I've been online, spoken to doctors, and I've tried everything that's been recommended, i.e. going to bed at the same time every night (because "sleep is a habit"); having a warm bath before bed - or avoiding a warm bath before bed; not taking any caffeinated drinks (tea, in my case) in the three hours before retiring; avoiding backlit screens - TV, iPad, computer - for two hours before bed; taking regular daily exercise, etc. Been there, done that, no effect. The latest piece of advice I've had is not to read anything "stimulating" at bedtime. Sadly, I've already had to abandon reading classic novels at night for the time being, because even the ones I don't enjoy are stimulatingly annoying. There's the conundrum - I haven't been able to go to sleep without reading something first since I was about eight or nine. And there's nothing that wakes me up more effectively than reading something dull - and there's nothing as guaranteed to keep one fully awake (and thoroughly depressed) as lying in bed staring into space for hours on end.

What makes this all so bloody irritating is that the only positive aspect of my own particular flavour  of CFS/ME is that I don't suffer - as many fellow afflictees do - from night-time muscle and joint pain, which would at least explain why I'm finding it so difficult to get to sleep. I long ago reached the conclusion that, as I'm tired all the time, my system doesn't receive - or misinterprets - the normal signals telling it to start shutting down for the night. As I've also given up hope of some miracle cure - i.e. a magic bullet pill or potion or a miraculous diet - and now accept that any improvement will be the result of incremental changes to my routine, I suspect that sorting out my sleep patterns without recourse to artificial aids might be the first step to getting better.

If regular visitors to this blog have been wondering why posts have been so infrequent of late,  well, now you know.


  1. Oddly enough, this morning I was listening with half an ear to a programme on radio 4 about this very problem. And one man spoke of insomnia plus restless leg syndrome. If my memory is right, I think he had a course of Cognitive Behavioural Therapy (Insomnia) and found it made a real difference. Maybe you could get the programme on Catch-Up.
    I am so sorry you have this infuriating and debilitating problem. Please ask Sara to give you a hug on my behalf.

    1. Thanks, Helen - my brother has also recommended the programme, and I'm about to listen to it on iPlayer. I suspect the NHS is about to introduce me to the delights of CBT in January.

      To be honest, my wife could hardly be more supportive or patient than she has been: if I were her, I'd be tempted to slap my face on a regular basis while shouting "Pull yourself together, you useless wimp!" Fortunately, that's not really her style.

  2. On the contrary I'm sure this piece could enlighten doctors and sufferers alike.
    Have you tried swimming-counters the effects of gravity, tires you out, relaxes one all at the same time?

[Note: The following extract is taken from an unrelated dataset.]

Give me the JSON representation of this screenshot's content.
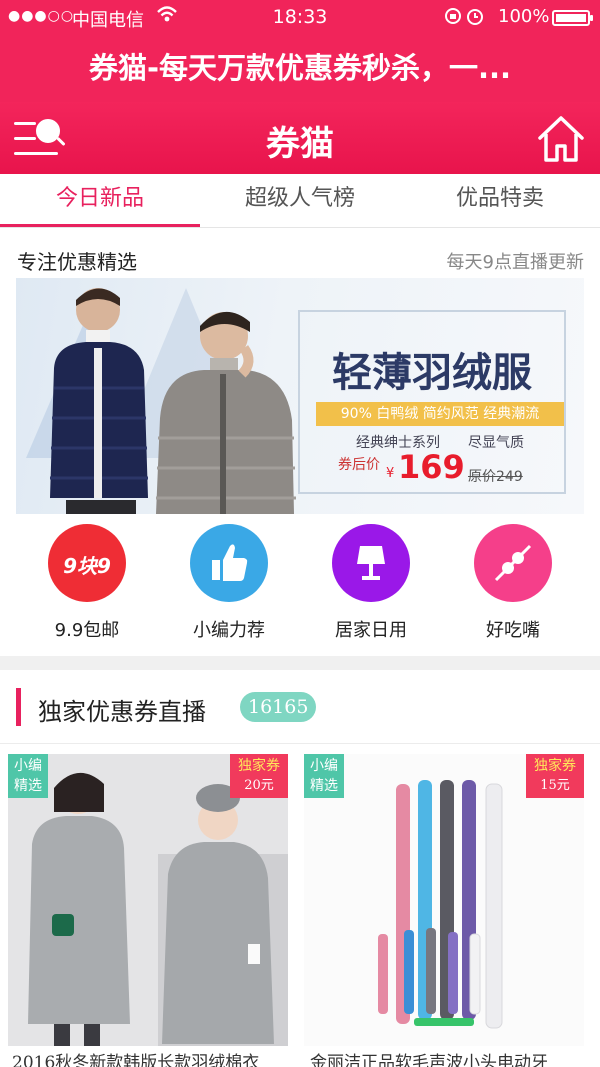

    1. Boringly, just getting to and from the nearest pool would eat up my energy quotient for the day, while the actual swimming would result in two or three days of utter exhaustion - and I still wouldn't get to sleep until five in the morning at the earliest! One sure sign of CFS (and possibly the most maddening thing about it) is that any but the most moderate exercise not only doesn't help - it actually makes things worse, because the body takes so long to replace used energy What I've found is that doing nothing is bad for me - but doing too much is even worse! Bloody ridiculous situation.

  3. Sorry to hear that. Restless leg syndrome might be helped by a daily doze of iron tablets.

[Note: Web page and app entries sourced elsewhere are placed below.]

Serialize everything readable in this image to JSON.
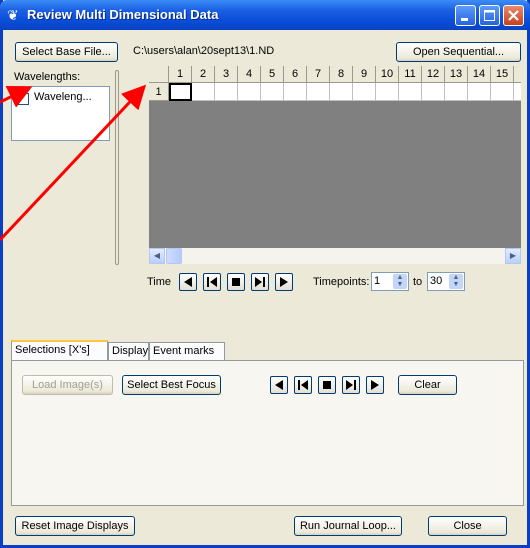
{
  "window": {
    "title": "Review Multi Dimensional Data",
    "title_icon": "butterfly-icon",
    "controls": [
      "minimize-icon",
      "maximize-icon",
      "close-icon"
    ],
    "colors": {
      "titlebar": "#0a4ed8",
      "face": "#ece9d8",
      "grid_bg": "#808080",
      "annotation_arrow": "#ff0000"
    }
  },
  "top": {
    "select_base_file": "Select Base File...",
    "file_path": "C:\\users\\alan\\20sept13\\1.ND",
    "open_sequential": "Open Sequential..."
  },
  "wavelengths": {
    "label": "Wavelengths:",
    "items": [
      {
        "label": "Waveleng...",
        "checked": false
      }
    ]
  },
  "grid": {
    "columns": [
      "1",
      "2",
      "3",
      "4",
      "5",
      "6",
      "7",
      "8",
      "9",
      "10",
      "11",
      "12",
      "13",
      "14",
      "15"
    ],
    "rows": [
      "1"
    ],
    "selected_cell": "1,1"
  },
  "time": {
    "label": "Time",
    "timepoints_label": "Timepoints:",
    "from": "1",
    "to_label": "to",
    "to": "30"
  },
  "tabs": [
    {
      "label": "Selections [X's]",
      "active": true
    },
    {
      "label": "Display",
      "active": false
    },
    {
      "label": "Event marks",
      "active": false
    }
  ],
  "selections": {
    "load_images": "Load Image(s)",
    "select_best_focus": "Select Best Focus",
    "clear": "Clear"
  },
  "bottom": {
    "reset_image_displays": "Reset Image Displays",
    "run_journal_loop": "Run Journal Loop...",
    "close": "Close"
  }
}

  4. Salvatore Bonpensiero22 December 2017 at 10:21

    Sleep is like William Goldman's opinion on Hollywood :

    "Nobody knows anything".